Brief: In the entries that follow, which lines hold the string "wins"? List them.

Information:
- - -
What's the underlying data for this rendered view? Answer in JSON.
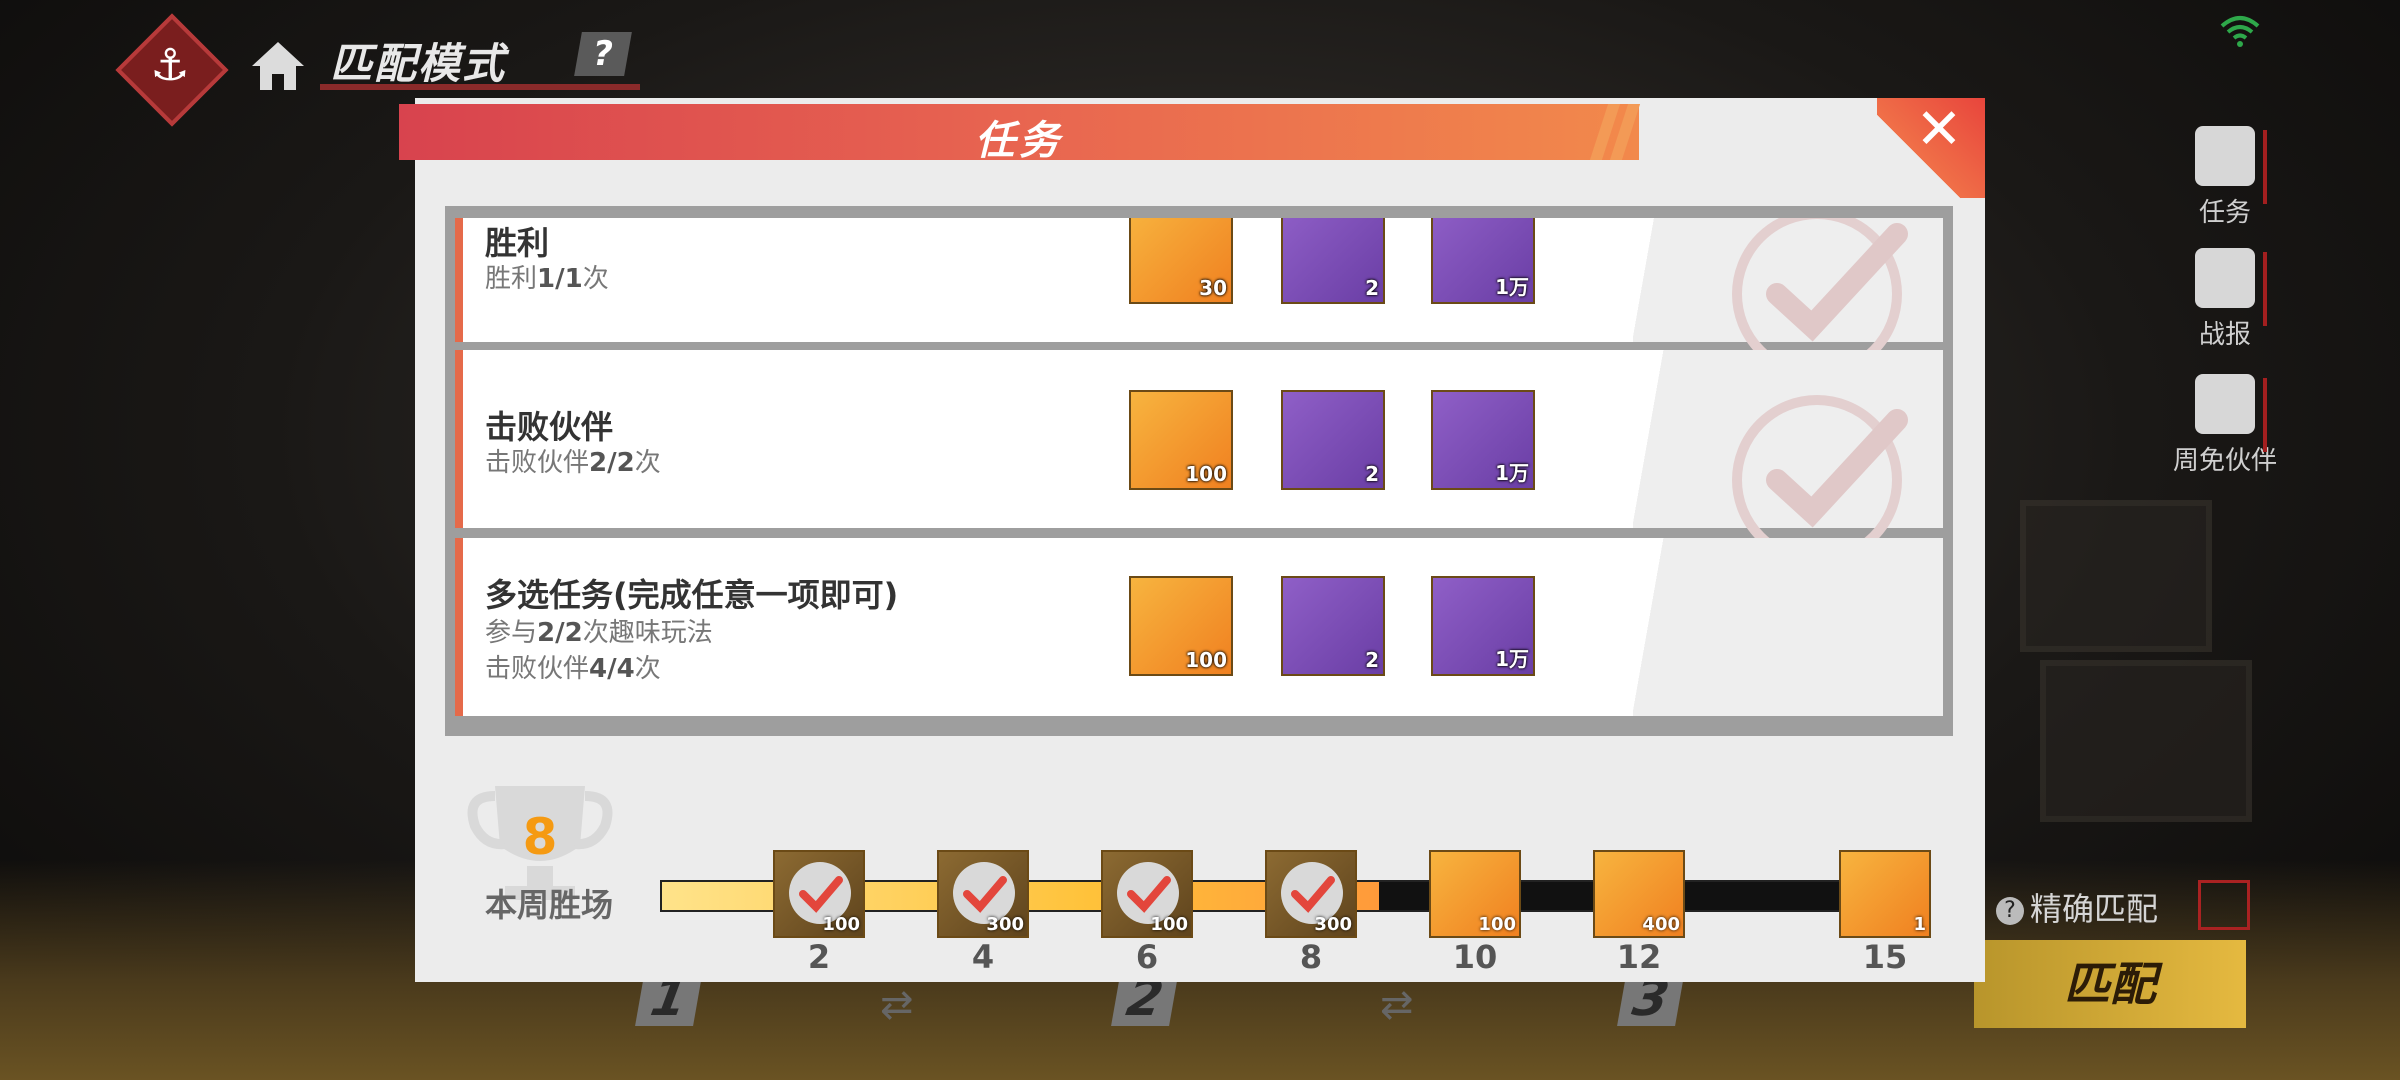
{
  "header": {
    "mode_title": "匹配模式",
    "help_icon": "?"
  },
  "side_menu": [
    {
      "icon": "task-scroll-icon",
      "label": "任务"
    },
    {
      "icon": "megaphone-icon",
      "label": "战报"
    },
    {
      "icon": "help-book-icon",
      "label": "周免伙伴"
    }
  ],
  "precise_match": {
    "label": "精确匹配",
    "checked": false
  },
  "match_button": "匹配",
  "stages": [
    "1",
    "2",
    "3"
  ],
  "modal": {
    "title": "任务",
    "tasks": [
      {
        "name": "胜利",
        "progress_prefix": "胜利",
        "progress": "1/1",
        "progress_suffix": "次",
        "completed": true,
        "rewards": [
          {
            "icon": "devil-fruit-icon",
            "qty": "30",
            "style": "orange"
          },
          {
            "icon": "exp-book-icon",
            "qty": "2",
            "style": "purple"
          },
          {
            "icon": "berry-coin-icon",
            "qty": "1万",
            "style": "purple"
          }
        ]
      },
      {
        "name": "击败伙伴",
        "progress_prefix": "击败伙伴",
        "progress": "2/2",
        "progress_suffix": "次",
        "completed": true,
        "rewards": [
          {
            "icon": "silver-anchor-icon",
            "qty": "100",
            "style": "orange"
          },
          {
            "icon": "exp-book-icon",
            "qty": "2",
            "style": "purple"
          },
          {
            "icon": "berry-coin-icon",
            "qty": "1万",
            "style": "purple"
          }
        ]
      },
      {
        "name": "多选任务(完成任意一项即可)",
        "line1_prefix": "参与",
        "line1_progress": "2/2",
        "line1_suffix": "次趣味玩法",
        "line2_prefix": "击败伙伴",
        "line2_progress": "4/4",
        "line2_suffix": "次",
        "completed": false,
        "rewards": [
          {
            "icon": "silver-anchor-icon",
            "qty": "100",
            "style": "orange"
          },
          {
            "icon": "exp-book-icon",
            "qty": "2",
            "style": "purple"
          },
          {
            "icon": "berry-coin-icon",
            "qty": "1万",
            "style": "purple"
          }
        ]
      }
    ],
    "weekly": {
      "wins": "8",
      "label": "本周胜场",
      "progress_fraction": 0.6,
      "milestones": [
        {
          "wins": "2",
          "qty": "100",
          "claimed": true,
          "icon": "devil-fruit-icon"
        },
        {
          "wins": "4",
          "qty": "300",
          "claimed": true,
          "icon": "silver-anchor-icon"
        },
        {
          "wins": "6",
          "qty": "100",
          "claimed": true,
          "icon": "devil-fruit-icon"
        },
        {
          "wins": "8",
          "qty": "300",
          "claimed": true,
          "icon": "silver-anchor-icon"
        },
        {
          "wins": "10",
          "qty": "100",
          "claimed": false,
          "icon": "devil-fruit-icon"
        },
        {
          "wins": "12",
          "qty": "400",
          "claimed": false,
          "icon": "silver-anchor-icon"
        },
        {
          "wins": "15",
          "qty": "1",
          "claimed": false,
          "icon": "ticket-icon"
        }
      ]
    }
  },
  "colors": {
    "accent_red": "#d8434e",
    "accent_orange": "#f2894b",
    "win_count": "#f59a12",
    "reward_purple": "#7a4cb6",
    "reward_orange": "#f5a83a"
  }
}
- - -
Answer below:
      "wins": "8",
          "wins": "2",
          "wins": "4",
          "wins": "6",
          "wins": "8",
          "wins": "10",
          "wins": "12",
          "wins": "15",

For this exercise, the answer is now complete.